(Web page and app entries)
>>>>

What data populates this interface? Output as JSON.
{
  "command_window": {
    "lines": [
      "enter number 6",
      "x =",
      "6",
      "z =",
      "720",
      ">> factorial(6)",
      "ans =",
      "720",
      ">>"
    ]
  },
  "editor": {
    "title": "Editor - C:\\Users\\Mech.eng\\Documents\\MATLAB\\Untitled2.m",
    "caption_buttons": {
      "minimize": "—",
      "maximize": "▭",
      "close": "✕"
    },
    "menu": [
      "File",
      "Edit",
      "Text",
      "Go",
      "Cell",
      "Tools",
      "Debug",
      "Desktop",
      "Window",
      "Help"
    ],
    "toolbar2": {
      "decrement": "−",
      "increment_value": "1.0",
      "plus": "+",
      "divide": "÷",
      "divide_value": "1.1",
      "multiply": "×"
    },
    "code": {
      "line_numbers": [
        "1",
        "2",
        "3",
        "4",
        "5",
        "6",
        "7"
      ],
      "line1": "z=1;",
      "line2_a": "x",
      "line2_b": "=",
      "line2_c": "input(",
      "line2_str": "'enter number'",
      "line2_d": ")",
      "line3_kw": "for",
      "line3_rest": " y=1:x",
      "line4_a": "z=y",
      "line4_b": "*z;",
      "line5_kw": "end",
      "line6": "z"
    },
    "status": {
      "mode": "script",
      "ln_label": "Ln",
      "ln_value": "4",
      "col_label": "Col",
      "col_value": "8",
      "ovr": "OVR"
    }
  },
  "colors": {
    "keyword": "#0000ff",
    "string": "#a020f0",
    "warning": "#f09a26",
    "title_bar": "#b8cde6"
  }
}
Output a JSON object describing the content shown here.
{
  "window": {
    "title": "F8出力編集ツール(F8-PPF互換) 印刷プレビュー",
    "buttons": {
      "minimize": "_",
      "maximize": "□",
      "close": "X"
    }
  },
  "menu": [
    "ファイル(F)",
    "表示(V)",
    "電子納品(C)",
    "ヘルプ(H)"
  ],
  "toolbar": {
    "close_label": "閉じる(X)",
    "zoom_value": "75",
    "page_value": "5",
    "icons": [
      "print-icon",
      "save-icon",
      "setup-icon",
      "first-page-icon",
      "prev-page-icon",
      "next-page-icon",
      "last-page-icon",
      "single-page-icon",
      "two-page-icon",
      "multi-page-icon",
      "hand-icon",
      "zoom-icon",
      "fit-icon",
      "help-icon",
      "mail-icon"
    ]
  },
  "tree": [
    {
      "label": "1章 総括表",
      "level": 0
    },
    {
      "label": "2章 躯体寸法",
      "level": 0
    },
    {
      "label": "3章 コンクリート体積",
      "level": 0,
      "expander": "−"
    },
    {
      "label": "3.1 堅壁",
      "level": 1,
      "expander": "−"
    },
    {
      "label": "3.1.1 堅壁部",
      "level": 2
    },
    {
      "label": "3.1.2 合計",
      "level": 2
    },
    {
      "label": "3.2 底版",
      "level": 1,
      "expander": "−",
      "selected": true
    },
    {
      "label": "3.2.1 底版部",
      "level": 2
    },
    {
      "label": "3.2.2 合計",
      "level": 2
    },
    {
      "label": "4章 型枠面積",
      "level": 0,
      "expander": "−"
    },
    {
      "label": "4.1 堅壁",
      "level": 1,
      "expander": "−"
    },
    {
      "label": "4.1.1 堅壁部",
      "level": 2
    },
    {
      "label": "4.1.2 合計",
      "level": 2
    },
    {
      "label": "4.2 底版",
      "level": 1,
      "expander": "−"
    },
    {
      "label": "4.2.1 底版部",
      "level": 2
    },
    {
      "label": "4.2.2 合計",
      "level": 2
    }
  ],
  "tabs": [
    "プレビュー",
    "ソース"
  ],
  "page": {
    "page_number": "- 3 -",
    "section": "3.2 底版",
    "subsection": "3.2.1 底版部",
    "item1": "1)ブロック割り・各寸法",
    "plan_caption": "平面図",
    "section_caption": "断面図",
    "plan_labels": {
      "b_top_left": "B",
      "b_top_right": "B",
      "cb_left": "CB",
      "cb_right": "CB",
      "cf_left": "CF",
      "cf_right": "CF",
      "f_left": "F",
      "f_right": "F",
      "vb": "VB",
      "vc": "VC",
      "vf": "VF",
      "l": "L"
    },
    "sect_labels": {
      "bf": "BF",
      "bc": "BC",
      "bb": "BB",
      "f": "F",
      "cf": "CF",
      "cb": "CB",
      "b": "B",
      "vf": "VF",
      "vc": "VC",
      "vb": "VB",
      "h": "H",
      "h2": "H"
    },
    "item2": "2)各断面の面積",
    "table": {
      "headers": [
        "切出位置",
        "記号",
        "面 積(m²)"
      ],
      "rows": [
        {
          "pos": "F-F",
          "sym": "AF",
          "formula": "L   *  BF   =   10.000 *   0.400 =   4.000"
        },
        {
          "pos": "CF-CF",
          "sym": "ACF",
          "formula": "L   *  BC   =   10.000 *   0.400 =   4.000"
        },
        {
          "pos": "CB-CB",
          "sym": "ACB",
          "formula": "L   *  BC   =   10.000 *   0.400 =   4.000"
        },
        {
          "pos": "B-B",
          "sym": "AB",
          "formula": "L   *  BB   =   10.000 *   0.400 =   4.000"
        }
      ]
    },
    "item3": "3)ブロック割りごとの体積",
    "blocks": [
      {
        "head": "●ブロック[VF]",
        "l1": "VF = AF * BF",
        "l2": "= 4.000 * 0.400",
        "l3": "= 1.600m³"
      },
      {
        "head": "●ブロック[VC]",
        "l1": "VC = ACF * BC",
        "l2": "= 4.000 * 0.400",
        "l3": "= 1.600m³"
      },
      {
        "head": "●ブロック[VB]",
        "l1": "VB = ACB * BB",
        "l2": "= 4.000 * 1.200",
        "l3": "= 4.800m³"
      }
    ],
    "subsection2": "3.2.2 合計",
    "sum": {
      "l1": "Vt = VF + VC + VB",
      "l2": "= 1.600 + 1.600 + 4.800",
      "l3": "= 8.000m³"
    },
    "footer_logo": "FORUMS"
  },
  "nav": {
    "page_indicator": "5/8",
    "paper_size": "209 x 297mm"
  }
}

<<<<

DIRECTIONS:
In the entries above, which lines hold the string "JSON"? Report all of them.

RESULT:
What data populates this interface? Output as JSON.
Output a JSON object describing the content shown here.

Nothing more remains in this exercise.